I tease my mother about a lot of things, but one of them is that she should have her own office at Kaiser Sunnyside by now. She seems to clock more hours in the ER than much of the medical staff. This time we were there for almost three hours before they finished examining her hand, had administered an antibiotic IV drip and sent her on her way. I, myself, have only been in the hospital as a visitor, reading patiently in the waiting area while she gets stitches, IV drips and surgery. If I've learned one thing from chauffeuring people to the hospital, it is this: ALWAYS have a book. You never know how long things are going to take.

Unlike the medical visit, the events that lead to the biting all happened so fast. It was the strangest thing. Rudiger and Baxter do have a kind of love-hate relationship sometimes, but they sleep together, eat together, play, etc. and Ruby has never been aggressive in her life. They are all best friends again now, like nothing happened, so I can only think that everyone was just startled, causing some base response kicked in. Anyway, everyone is okay now.
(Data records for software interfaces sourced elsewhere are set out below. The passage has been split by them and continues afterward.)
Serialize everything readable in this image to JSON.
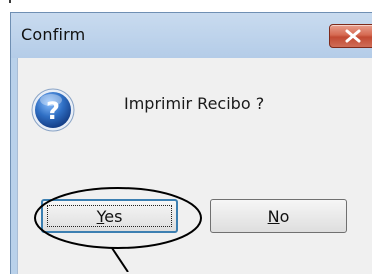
{
  "dialog": {
    "title": "Confirm",
    "message": "Imprimir Recibo ?",
    "icon": "question-icon",
    "close_icon": "close-icon"
  },
  "buttons": {
    "yes": {
      "mnemonic": "Y",
      "rest": "es"
    },
    "no": {
      "mnemonic": "N",
      "rest": "o"
    }
  },
  "colors": {
    "title_bar": "#b9d1ea",
    "client_background": "#f0f0f0",
    "close_button": "#c24a33",
    "question_icon": "#2f6fc4",
    "annotation": "#000000"
  }
}
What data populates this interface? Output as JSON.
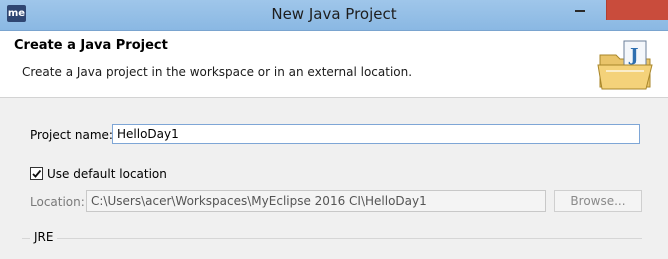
{
  "window": {
    "app_logo_text": "me",
    "title": "New Java Project"
  },
  "banner": {
    "title": "Create a Java Project",
    "description": "Create a Java project in the workspace or in an external location.",
    "icon": "java-project-folder-icon"
  },
  "form": {
    "project_name_label": "Project name:",
    "project_name_value": "HelloDay1",
    "use_default_location_label": "Use default location",
    "use_default_location_checked": true,
    "location_label": "Location:",
    "location_value": "C:\\Users\\acer\\Workspaces\\MyEclipse 2016 CI\\HelloDay1",
    "browse_label": "Browse...",
    "jre_group_label": "JRE"
  }
}
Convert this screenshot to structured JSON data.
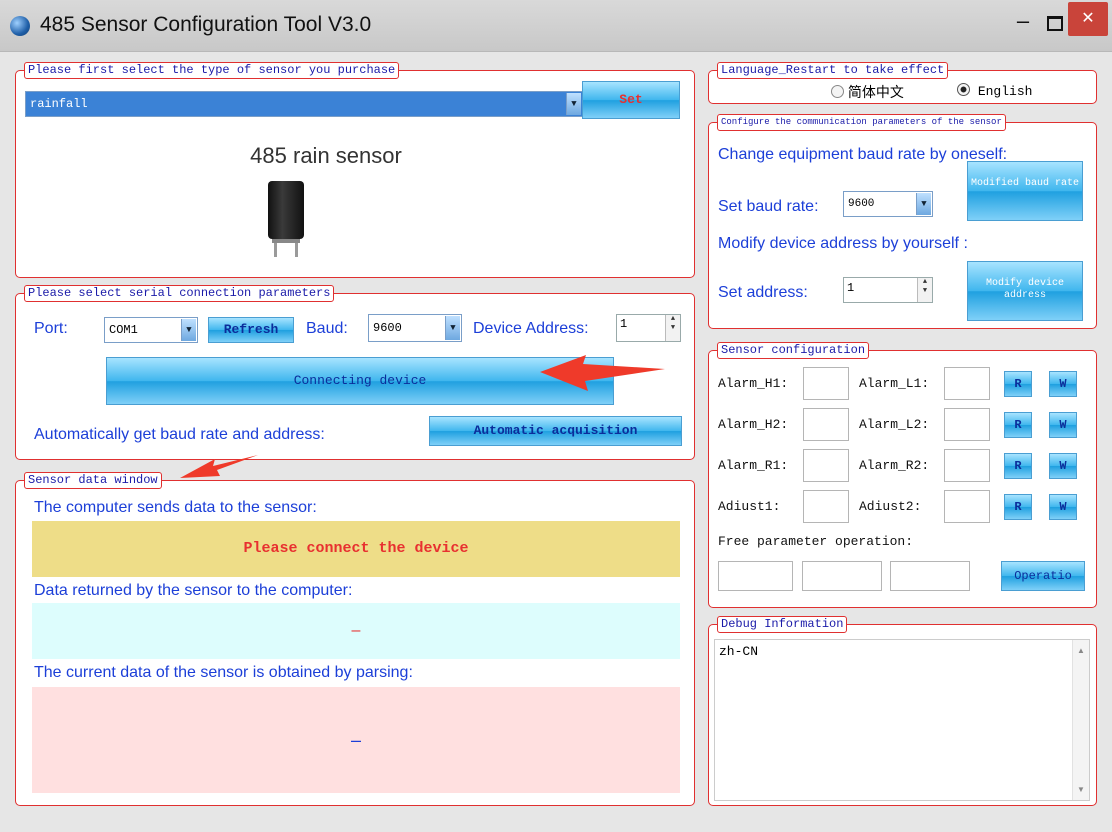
{
  "window": {
    "title": "485 Sensor Configuration Tool V3.0",
    "minimize_glyph": "–",
    "close_glyph": "✕"
  },
  "sensor_type": {
    "legend": "Please first select the type of sensor you purchase",
    "selected": "rainfall",
    "set_label": "Set",
    "sensor_name": "485 rain sensor"
  },
  "serial": {
    "legend": "Please select serial connection parameters",
    "port_label": "Port:",
    "port_value": "COM1",
    "refresh_label": "Refresh",
    "baud_label": "Baud:",
    "baud_value": "9600",
    "address_label": "Device Address:",
    "address_value": "1",
    "connect_label": "Connecting device",
    "auto_label": "Automatically get baud rate and address:",
    "auto_button": "Automatic acquisition"
  },
  "data_window": {
    "legend": "Sensor data window",
    "sends_label": "The computer sends data to the sensor:",
    "sends_value": "Please connect the device",
    "returned_label": "Data returned by the sensor to the computer:",
    "returned_value": "–",
    "parsed_label": "The current data of the sensor is obtained by parsing:",
    "parsed_value": "–"
  },
  "language": {
    "legend": "Language_Restart to take effect",
    "option_cn": "简体中文",
    "option_en": "English",
    "selected": "English"
  },
  "comm": {
    "legend": "Configure the communication parameters of the sensor",
    "baud_heading": "Change equipment baud rate by oneself:",
    "set_baud_label": "Set baud rate:",
    "baud_value": "9600",
    "modify_baud_button": "Modified baud rate",
    "address_heading": "Modify device address by yourself :",
    "set_address_label": "Set address:",
    "address_value": "1",
    "modify_address_button": "Modify device address"
  },
  "config": {
    "legend": "Sensor configuration",
    "rows": [
      {
        "left": "Alarm_H1:",
        "right": "Alarm_L1:"
      },
      {
        "left": "Alarm_H2:",
        "right": "Alarm_L2:"
      },
      {
        "left": "Alarm_R1:",
        "right": "Alarm_R2:"
      },
      {
        "left": "Adiust1:",
        "right": "Adiust2:"
      }
    ],
    "read_label": "R",
    "write_label": "W",
    "free_label": "Free parameter operation:",
    "operation_button": "Operatio"
  },
  "debug": {
    "legend": "Debug Information",
    "text": "zh-CN"
  },
  "colors": {
    "accent_red": "#e03030",
    "label_blue": "#1c3fd8",
    "sends_bg": "#eedd88",
    "returned_bg": "#ddfdfd",
    "parsed_bg": "#ffe0e0"
  }
}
Animals are calm and my mom had her last IV drip yesterday, so hopefully we have at least another year before the next urgent care visit!

Tuesday, September 18, 2007

A Tangled Web

So, it's been a while, hasn't it? My attention span for blogging seems relatively low these days, which does not exactly make for long, entertaining posts (or posts of any kind, really). It's not that I don't think of things to write or even that things aren't going well. It's just that between being busy and a renewed fixation on personal journaling, not much seems to make it here.

Do you ever go through periods of extreme pensiveness, where your mind has knitted itself so tightly together that your thoughts become entangled like a knotted ball of string? Well, let me tell you that when it does, it makes it difficult to express what you think at all let alone do so in any kind of sensible way. That's where personal journals are great. They don't have to make sense. They don't need to be expurgated and they can ramble on and on, drifting here and there until your thoughts have become completely unravelled.

Anyway, there actually are some things that I have to share before they become irrelevant, so hopefully my fingers will catch up with my fit for public consumption thoughts in the next few days.

P.s. I wrote a poem and for the first time ever, I think it might actually be kinda good. Go me!